WORK INSTRUCTION:
Word for word, write out all the entries below, omitting every picture.

DATA RECORDS:
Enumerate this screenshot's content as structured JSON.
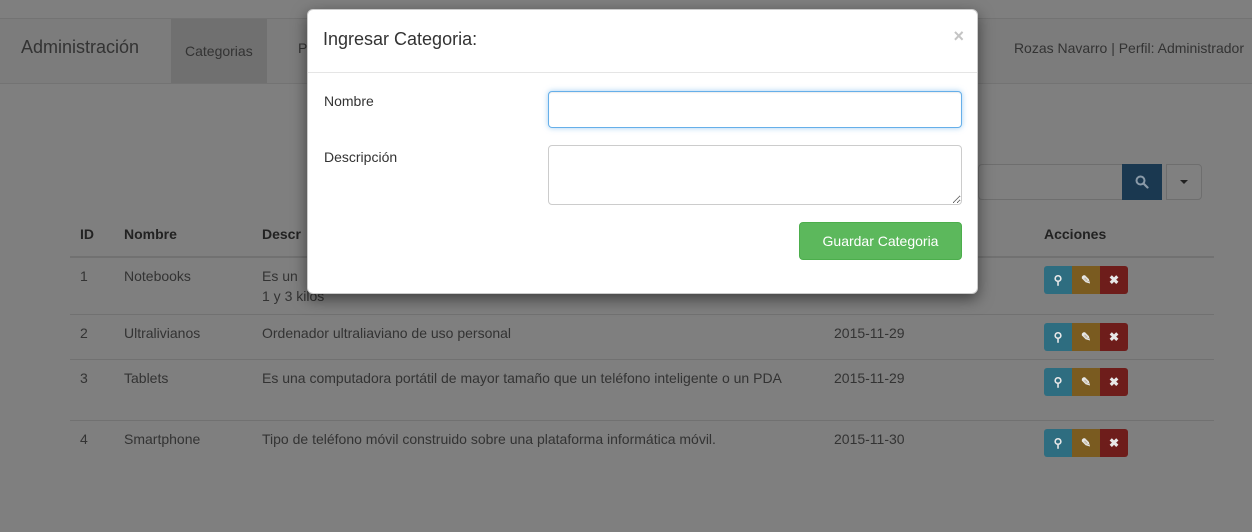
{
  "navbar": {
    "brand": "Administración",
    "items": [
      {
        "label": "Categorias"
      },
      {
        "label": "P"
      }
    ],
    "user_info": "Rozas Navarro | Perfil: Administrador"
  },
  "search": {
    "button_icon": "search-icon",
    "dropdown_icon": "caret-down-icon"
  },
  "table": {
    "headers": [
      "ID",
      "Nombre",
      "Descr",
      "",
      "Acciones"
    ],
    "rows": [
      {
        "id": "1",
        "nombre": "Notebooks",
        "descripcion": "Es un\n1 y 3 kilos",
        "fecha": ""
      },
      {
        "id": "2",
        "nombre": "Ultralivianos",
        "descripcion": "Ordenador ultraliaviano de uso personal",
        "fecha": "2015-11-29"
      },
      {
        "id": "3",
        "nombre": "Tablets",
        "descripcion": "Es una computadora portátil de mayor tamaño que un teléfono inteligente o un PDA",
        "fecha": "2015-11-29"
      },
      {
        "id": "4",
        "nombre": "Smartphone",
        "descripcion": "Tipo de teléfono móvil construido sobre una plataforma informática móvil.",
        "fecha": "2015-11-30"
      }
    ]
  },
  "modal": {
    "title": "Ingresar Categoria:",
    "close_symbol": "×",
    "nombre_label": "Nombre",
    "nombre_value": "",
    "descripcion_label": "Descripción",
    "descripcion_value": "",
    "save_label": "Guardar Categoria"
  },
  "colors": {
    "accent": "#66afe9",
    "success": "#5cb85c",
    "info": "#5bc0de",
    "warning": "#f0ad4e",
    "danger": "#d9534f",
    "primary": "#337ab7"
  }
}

RESPONSE TO THE TASK:
Enumerate this screenshot's content as structured JSON.
{
  "navbar": {
    "brand": "Administración",
    "items": [
      {
        "label": "Categorias"
      },
      {
        "label": "P"
      }
    ],
    "user_info": "Rozas Navarro | Perfil: Administrador"
  },
  "search": {
    "button_icon": "search-icon",
    "dropdown_icon": "caret-down-icon"
  },
  "table": {
    "headers": [
      "ID",
      "Nombre",
      "Descr",
      "",
      "Acciones"
    ],
    "rows": [
      {
        "id": "1",
        "nombre": "Notebooks",
        "descripcion": "Es un\n1 y 3 kilos",
        "fecha": ""
      },
      {
        "id": "2",
        "nombre": "Ultralivianos",
        "descripcion": "Ordenador ultraliaviano de uso personal",
        "fecha": "2015-11-29"
      },
      {
        "id": "3",
        "nombre": "Tablets",
        "descripcion": "Es una computadora portátil de mayor tamaño que un teléfono inteligente o un PDA",
        "fecha": "2015-11-29"
      },
      {
        "id": "4",
        "nombre": "Smartphone",
        "descripcion": "Tipo de teléfono móvil construido sobre una plataforma informática móvil.",
        "fecha": "2015-11-30"
      }
    ]
  },
  "modal": {
    "title": "Ingresar Categoria:",
    "close_symbol": "×",
    "nombre_label": "Nombre",
    "nombre_value": "",
    "descripcion_label": "Descripción",
    "descripcion_value": "",
    "save_label": "Guardar Categoria"
  },
  "colors": {
    "accent": "#66afe9",
    "success": "#5cb85c",
    "info": "#5bc0de",
    "warning": "#f0ad4e",
    "danger": "#d9534f",
    "primary": "#337ab7"
  }
}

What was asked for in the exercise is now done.